Sunday, January 26, 2014
It reminds me of the groups of people who always followed my father around at cocktail parties, hoping to get advice. He always said that there was no such thing as a free drink for him: Had I the experience, I think I might have prepared a document for him to carry so that he might pass it around events like this. Since I have a more tech-savvy clientele, I should be able to get away with posting a link ;)
How To Hire An Awesome Developer on oDesk: Part I
Friday, September 13, 2013
Вы знаете, сказала Канистра, что в хорошей легковой машине всегда есть Часы. Машина идёт -- и они идут. Машина стоит, -- а они всё равно идут. Вот такие Часы были в одной "Победе."
"Победа" эта была чудесной машиной, очень быстроходной. И все хвалили её за это.
А Часы не хвалил никто.
Понятно, что Часы завидовали машине. Она решили показать, что могут идти быстрее. И ушли вперёд почти на целый час.
Но их не похвалили. Наоборот, выругали и отдали в починку.
Часы удивлялись: ведь они спешили так же добросовестно, как и машина. Почему же ими недовольны?
Впрочем, в мастерской им быстро всё разъяснили. И часы вернулись на своё место. Теперь они уже твёрдо знали, что не во всяком деле нужно спешить. По крайней мере Часам это совсем не нужно.
-- Вы, кажется, из кабинета? -- спросил у Чернильницы Веник.
-- Да, я там живу и работаю, -- подтвердила Чернильница.
-- Тогда вам должно быть известно, как в кабинете повесили Занавеску?
-- Нет, я не помню.
-- Не помните? Ну, тогда слушайте.
Friday, August 09, 2013
Thursday, July 04, 2013
Friday, June 14, 2013
If you have noticed that doing any kind of data transfer across USB with Windows 7 is somewhat slow, YOU are not alone.
This is yet another USB related problem in Windows 7.
Yes, we already know that Windows 7 has problems with un-powered USB Hubs ... though I think some of these can be fixed by changing the Windows 7 Power Management option for that USB controller.
Tuesday, April 30, 2013
Saturday, April 13, 2013
Friday, April 12, 2013
Tuesday, March 26, 2013
Tuesday, March 19, 2013
Answer by Michael Ishigaki:

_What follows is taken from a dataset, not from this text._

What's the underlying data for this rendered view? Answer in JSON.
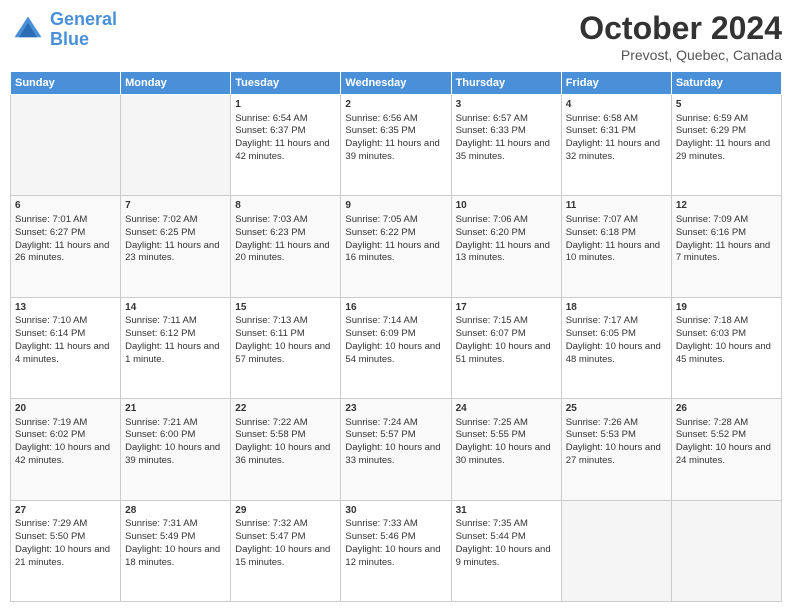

There's a well-known account of George Dantzig, "the father of linear programming," during his time as a mathematics student at UC Berkeley. One day, Dantzig was running late to a class taught by the famous Jerzy Neyman. When he arrived, he saw three problems on the blackboard and scribbled them down as homework problems. After class, Dantzig began working on solving these three problems. He found two of the problems straightforward and easy, but one of the problems was particularly difficult. He struggled with that third problem until minutes before the homework assignment was due.
Six weeks later, on a Sunday morning, Dantzig was woken up by the noise of someone banging on the door of his house. He opened the door and was surprised to see his professor, Jerzy Neyman, at the door holding a handful of papers. His excited professor said, "I've written an introduction to one of your papers! Read it so I can send it out right away for publication!"
As it turns out, two of the three problems on the blackboard were not homework problems, but famous unsolved problems in mathematical statistics. Without knowing it, Dantzig solved two unsolved statistics problems for homework.
Later on, when Dantzig was having difficulty finding a topic for his thesis, Neyman told him to just put his solutions to those two problems into a binder and that Neyman would accept the solutions as Dantzig's thesis.